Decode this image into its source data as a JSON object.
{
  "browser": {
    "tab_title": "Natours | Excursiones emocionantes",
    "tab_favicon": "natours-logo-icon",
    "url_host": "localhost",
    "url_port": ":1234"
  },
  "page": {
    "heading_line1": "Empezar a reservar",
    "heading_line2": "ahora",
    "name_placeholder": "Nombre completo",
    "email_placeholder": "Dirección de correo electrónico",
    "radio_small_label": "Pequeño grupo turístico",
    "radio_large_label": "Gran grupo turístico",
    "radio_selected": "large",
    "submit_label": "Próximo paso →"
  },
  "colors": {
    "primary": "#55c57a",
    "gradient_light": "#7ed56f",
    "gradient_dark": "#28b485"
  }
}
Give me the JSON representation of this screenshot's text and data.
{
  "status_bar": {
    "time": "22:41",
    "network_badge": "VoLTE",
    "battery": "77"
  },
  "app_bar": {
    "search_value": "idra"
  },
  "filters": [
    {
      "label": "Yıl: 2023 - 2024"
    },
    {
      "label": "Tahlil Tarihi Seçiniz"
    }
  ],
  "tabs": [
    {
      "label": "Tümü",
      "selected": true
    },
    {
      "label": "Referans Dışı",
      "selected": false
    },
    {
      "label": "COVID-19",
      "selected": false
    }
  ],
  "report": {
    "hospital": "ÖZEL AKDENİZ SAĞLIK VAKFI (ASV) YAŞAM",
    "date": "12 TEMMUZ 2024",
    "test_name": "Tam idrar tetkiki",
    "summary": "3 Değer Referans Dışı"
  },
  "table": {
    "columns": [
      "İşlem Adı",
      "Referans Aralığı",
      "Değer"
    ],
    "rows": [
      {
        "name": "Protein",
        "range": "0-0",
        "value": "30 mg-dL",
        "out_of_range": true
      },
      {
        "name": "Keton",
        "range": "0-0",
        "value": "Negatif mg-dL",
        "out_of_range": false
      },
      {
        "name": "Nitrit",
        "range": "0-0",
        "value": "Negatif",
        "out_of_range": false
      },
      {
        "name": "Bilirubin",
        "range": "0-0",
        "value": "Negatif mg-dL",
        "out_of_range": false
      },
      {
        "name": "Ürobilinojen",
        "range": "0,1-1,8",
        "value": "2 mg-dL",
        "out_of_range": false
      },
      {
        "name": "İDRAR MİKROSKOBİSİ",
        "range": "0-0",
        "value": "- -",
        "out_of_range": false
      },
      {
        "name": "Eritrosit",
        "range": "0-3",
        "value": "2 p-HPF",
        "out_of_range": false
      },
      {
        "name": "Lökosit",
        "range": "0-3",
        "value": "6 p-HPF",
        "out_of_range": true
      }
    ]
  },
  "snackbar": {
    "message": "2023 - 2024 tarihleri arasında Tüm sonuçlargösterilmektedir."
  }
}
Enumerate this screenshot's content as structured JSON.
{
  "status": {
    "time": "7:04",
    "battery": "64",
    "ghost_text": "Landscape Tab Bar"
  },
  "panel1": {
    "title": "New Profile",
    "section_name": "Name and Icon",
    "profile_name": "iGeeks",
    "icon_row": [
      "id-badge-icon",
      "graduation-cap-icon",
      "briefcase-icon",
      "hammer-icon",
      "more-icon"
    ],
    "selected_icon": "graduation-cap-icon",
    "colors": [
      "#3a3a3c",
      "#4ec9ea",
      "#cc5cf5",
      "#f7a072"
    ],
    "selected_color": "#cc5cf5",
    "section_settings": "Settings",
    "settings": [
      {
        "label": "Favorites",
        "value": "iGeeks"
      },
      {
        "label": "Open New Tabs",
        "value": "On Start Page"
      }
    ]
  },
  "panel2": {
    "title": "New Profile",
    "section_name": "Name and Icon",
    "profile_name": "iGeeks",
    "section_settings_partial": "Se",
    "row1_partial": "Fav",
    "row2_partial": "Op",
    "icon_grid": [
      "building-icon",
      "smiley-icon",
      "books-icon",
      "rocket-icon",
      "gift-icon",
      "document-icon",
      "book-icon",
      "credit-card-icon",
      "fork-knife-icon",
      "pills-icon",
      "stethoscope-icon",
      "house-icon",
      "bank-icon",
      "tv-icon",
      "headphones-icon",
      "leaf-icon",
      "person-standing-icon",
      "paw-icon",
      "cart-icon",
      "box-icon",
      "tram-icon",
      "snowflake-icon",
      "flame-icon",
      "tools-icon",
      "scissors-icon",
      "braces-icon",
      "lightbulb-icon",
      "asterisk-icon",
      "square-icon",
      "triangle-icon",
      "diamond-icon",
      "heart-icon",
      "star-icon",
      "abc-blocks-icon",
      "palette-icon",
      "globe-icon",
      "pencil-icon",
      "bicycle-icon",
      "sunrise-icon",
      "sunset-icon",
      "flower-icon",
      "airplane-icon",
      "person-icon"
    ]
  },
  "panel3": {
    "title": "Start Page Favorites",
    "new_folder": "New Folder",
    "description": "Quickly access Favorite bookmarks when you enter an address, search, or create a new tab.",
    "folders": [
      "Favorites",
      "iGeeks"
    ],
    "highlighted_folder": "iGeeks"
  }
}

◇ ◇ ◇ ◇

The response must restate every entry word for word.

Decode this image into its source data as a JSON object.
{
  "browser": {
    "tab_title": "Natours | Excursiones emocionantes",
    "tab_favicon": "natours-logo-icon",
    "url_host": "localhost",
    "url_port": ":1234"
  },
  "page": {
    "heading_line1": "Empezar a reservar",
    "heading_line2": "ahora",
    "name_placeholder": "Nombre completo",
    "email_placeholder": "Dirección de correo electrónico",
    "radio_small_label": "Pequeño grupo turístico",
    "radio_large_label": "Gran grupo turístico",
    "radio_selected": "large",
    "submit_label": "Próximo paso →"
  },
  "colors": {
    "primary": "#55c57a",
    "gradient_light": "#7ed56f",
    "gradient_dark": "#28b485"
  }
}
Give me the JSON representation of this screenshot's text and data.
{
  "status_bar": {
    "time": "22:41",
    "network_badge": "VoLTE",
    "battery": "77"
  },
  "app_bar": {
    "search_value": "idra"
  },
  "filters": [
    {
      "label": "Yıl: 2023 - 2024"
    },
    {
      "label": "Tahlil Tarihi Seçiniz"
    }
  ],
  "tabs": [
    {
      "label": "Tümü",
      "selected": true
    },
    {
      "label": "Referans Dışı",
      "selected": false
    },
    {
      "label": "COVID-19",
      "selected": false
    }
  ],
  "report": {
    "hospital": "ÖZEL AKDENİZ SAĞLIK VAKFI (ASV) YAŞAM",
    "date": "12 TEMMUZ 2024",
    "test_name": "Tam idrar tetkiki",
    "summary": "3 Değer Referans Dışı"
  },
  "table": {
    "columns": [
      "İşlem Adı",
      "Referans Aralığı",
      "Değer"
    ],
    "rows": [
      {
        "name": "Protein",
        "range": "0-0",
        "value": "30 mg-dL",
        "out_of_range": true
      },
      {
        "name": "Keton",
        "range": "0-0",
        "value": "Negatif mg-dL",
        "out_of_range": false
      },
      {
        "name": "Nitrit",
        "range": "0-0",
        "value": "Negatif",
        "out_of_range": false
      },
      {
        "name": "Bilirubin",
        "range": "0-0",
        "value": "Negatif mg-dL",
        "out_of_range": false
      },
      {
        "name": "Ürobilinojen",
        "range": "0,1-1,8",
        "value": "2 mg-dL",
        "out_of_range": false
      },
      {
        "name": "İDRAR MİKROSKOBİSİ",
        "range": "0-0",
        "value": "- -",
        "out_of_range": false
      },
      {
        "name": "Eritrosit",
        "range": "0-3",
        "value": "2 p-HPF",
        "out_of_range": false
      },
      {
        "name": "Lökosit",
        "range": "0-3",
        "value": "6 p-HPF",
        "out_of_range": true
      }
    ]
  },
  "snackbar": {
    "message": "2023 - 2024 tarihleri arasında Tüm sonuçlargösterilmektedir."
  }
}
Enumerate this screenshot's content as structured JSON.
{
  "status": {
    "time": "7:04",
    "battery": "64",
    "ghost_text": "Landscape Tab Bar"
  },
  "panel1": {
    "title": "New Profile",
    "section_name": "Name and Icon",
    "profile_name": "iGeeks",
    "icon_row": [
      "id-badge-icon",
      "graduation-cap-icon",
      "briefcase-icon",
      "hammer-icon",
      "more-icon"
    ],
    "selected_icon": "graduation-cap-icon",
    "colors": [
      "#3a3a3c",
      "#4ec9ea",
      "#cc5cf5",
      "#f7a072"
    ],
    "selected_color": "#cc5cf5",
    "section_settings": "Settings",
    "settings": [
      {
        "label": "Favorites",
        "value": "iGeeks"
      },
      {
        "label": "Open New Tabs",
        "value": "On Start Page"
      }
    ]
  },
  "panel2": {
    "title": "New Profile",
    "section_name": "Name and Icon",
    "profile_name": "iGeeks",
    "section_settings_partial": "Se",
    "row1_partial": "Fav",
    "row2_partial": "Op",
    "icon_grid": [
      "building-icon",
      "smiley-icon",
      "books-icon",
      "rocket-icon",
      "gift-icon",
      "document-icon",
      "book-icon",
      "credit-card-icon",
      "fork-knife-icon",
      "pills-icon",
      "stethoscope-icon",
      "house-icon",
      "bank-icon",
      "tv-icon",
      "headphones-icon",
      "leaf-icon",
      "person-standing-icon",
      "paw-icon",
      "cart-icon",
      "box-icon",
      "tram-icon",
      "snowflake-icon",
      "flame-icon",
      "tools-icon",
      "scissors-icon",
      "braces-icon",
      "lightbulb-icon",
      "asterisk-icon",
      "square-icon",
      "triangle-icon",
      "diamond-icon",
      "heart-icon",
      "star-icon",
      "abc-blocks-icon",
      "palette-icon",
      "globe-icon",
      "pencil-icon",
      "bicycle-icon",
      "sunrise-icon",
      "sunset-icon",
      "flower-icon",
      "airplane-icon",
      "person-icon"
    ]
  },
  "panel3": {
    "title": "Start Page Favorites",
    "new_folder": "New Folder",
    "description": "Quickly access Favorite bookmarks when you enter an address, search, or create a new tab.",
    "folders": [
      "Favorites",
      "iGeeks"
    ],
    "highlighted_folder": "iGeeks"
  }
}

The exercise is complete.